Most people’s experience is more mundane. My friends often say that they were invited to an ecumenical or interreligious dialogue. They found that was where they belonged. They enjoyed learning about others and engaging the conversation. The conversation got deeper over time.

My own experience is that I was chosen for an ecumenical position. In the beginning I found myself ‘staying with people I knew’ at ecumenical and interreligious meetings. I eventually realized that I would have to take a little risk to get to know people. So I took to coming to meetings early for the luncheon before the meeting. I tried to sit next to someone I didn’t know, someone I could get to know better. Dialogue begins with establishing a personal relationship, with becoming friends. Thus I had some good but simple meals and got to know many of the participants.

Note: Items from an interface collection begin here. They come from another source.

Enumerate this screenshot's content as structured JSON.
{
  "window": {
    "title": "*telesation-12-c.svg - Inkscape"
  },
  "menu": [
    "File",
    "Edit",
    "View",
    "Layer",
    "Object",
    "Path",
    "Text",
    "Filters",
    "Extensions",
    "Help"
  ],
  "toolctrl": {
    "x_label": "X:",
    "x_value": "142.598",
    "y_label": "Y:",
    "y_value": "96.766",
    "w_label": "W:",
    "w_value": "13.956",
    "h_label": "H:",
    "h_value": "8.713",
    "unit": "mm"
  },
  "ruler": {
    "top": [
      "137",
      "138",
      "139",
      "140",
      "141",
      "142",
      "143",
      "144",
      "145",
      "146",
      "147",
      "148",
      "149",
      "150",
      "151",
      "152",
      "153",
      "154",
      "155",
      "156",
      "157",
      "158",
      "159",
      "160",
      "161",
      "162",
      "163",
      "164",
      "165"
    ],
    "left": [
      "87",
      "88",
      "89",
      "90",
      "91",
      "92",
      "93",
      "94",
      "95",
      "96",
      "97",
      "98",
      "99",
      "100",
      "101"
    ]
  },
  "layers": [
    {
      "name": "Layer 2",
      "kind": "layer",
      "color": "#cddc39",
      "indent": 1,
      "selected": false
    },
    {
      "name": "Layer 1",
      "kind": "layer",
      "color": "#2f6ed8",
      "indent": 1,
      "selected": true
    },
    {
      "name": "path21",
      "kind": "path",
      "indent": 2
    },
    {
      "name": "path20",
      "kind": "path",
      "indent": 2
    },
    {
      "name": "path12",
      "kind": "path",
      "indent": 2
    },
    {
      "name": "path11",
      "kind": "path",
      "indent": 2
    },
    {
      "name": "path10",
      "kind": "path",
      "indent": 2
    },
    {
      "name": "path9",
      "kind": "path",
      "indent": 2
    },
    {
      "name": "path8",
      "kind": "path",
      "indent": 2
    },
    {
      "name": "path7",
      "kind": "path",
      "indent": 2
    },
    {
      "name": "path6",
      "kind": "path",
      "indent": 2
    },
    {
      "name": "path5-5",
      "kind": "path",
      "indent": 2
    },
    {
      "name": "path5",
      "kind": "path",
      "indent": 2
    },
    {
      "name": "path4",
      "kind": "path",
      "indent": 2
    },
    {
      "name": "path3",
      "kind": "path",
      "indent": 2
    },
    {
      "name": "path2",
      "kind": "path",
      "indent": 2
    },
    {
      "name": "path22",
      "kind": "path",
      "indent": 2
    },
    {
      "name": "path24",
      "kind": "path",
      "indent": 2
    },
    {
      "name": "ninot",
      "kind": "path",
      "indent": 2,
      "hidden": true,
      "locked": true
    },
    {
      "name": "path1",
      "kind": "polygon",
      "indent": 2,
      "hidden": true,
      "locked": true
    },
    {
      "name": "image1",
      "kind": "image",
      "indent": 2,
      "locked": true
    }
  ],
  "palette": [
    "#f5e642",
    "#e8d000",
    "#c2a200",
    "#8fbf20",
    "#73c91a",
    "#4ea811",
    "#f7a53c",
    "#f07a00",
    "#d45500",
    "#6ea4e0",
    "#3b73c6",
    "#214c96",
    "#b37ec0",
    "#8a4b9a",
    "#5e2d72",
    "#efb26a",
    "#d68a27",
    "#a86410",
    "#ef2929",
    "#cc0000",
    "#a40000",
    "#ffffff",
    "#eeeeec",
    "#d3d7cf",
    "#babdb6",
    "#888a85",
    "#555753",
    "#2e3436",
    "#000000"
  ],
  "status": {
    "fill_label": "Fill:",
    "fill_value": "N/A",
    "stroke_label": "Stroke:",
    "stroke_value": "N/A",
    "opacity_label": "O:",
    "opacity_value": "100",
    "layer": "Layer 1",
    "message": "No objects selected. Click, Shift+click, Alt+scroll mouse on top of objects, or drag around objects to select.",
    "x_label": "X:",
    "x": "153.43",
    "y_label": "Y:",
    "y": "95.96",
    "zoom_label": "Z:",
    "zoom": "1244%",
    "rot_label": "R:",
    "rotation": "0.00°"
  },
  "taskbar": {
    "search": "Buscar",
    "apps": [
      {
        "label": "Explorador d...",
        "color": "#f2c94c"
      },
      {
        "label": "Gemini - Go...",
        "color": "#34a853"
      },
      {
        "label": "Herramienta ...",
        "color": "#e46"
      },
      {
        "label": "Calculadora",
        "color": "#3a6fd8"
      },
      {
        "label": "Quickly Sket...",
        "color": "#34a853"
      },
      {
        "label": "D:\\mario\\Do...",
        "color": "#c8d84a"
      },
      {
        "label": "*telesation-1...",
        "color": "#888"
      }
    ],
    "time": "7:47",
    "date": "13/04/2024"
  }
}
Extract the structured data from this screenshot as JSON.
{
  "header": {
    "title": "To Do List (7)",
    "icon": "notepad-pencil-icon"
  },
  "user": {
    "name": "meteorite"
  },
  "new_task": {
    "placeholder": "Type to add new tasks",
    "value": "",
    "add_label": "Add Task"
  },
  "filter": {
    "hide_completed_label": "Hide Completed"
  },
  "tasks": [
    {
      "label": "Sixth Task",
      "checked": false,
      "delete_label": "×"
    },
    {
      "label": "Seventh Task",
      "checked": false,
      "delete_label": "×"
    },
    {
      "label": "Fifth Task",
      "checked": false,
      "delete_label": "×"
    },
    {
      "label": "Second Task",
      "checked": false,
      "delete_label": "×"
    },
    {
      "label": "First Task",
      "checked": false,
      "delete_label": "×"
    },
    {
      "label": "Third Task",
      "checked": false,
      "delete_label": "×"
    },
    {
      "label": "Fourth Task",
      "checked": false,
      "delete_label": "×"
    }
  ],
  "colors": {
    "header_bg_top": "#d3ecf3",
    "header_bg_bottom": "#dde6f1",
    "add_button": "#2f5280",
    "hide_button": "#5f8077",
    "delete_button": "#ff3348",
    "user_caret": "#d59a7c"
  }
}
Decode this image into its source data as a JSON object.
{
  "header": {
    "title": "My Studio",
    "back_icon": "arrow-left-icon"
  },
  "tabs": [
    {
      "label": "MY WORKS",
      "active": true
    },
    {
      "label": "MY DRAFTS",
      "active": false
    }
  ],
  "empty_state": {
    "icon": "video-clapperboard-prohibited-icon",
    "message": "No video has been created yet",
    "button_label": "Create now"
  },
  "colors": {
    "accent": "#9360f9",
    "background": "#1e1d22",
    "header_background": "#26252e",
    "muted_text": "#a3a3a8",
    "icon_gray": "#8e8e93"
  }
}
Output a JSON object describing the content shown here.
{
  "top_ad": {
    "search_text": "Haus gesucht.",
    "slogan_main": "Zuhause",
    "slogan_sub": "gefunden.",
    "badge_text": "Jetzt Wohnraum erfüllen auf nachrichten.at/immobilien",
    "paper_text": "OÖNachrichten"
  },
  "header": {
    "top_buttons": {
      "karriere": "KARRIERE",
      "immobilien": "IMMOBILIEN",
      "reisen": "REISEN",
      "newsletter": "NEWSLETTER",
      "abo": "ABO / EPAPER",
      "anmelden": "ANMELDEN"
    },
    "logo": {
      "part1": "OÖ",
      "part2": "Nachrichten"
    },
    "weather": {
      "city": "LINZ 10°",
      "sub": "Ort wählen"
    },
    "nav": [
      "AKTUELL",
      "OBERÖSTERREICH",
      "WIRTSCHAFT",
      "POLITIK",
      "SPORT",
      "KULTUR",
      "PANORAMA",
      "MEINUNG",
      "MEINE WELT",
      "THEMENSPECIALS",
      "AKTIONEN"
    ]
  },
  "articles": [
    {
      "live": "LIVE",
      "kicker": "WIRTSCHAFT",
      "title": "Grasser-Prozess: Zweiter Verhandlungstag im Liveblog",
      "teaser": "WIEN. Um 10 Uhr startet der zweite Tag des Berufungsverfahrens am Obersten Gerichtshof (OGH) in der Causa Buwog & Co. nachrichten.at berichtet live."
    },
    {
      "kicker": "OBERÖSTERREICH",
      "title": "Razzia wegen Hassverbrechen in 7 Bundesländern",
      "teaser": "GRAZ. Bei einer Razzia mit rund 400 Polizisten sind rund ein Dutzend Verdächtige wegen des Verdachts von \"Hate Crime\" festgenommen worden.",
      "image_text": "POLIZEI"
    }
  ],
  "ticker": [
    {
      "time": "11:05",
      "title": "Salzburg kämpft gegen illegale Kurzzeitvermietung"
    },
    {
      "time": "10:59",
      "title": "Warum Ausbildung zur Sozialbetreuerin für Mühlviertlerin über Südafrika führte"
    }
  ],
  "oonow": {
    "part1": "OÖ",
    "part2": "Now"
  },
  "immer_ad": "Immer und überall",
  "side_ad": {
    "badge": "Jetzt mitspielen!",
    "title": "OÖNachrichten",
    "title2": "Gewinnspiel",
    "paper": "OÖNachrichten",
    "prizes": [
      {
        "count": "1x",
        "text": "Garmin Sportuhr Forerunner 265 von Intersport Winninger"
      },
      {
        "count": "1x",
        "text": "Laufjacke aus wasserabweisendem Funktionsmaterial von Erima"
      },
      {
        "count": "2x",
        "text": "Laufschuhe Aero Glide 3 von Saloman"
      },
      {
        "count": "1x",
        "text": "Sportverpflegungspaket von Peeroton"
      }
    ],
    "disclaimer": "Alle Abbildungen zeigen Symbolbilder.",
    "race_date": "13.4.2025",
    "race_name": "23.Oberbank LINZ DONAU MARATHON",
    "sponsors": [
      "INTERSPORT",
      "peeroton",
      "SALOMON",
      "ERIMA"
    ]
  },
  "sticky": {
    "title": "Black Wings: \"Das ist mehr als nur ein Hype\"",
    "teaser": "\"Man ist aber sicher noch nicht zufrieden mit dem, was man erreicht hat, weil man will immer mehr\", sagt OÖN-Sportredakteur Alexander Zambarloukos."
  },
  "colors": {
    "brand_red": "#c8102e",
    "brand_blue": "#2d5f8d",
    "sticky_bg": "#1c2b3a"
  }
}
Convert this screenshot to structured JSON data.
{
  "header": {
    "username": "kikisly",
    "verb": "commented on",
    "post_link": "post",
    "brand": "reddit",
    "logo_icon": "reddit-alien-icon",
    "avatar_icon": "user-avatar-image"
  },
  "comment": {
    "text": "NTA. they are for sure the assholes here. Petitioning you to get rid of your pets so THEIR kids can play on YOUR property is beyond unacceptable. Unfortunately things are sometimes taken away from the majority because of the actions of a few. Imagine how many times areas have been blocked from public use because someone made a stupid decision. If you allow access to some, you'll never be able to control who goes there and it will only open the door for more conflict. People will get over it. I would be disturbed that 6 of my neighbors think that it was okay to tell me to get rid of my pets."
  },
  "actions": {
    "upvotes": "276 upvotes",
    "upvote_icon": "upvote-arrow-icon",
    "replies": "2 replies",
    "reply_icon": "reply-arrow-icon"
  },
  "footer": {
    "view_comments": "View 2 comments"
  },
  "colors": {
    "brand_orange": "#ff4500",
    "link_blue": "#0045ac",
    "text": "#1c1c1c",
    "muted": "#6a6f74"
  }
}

Most people I have gotten to know through dialogues are quite impressive. They are knowledgeable and spiritually deep. I try to listen intently and to learn from them. Of course I often share things about myself as well. Dialogue is mutual.

To this day, I find that on the way home from a meeting I often am thinking about what was said and what I learned. Later in the day, I might bring something that affected me into prayer. I ask myself how God might be speaking to me through the other person.

I know that the work of the Holy Spirit is not limited to my Catholic colleagues. Sometimes the good example and sterling character of my dialogue partners urges me to be better or to understand more deeply.

Father John W. Crossin is an Oblate of St. Francis DeSales and executive director of the U.S. Bishops’ Secretariat for Ecumenical and Interreligious Affairs.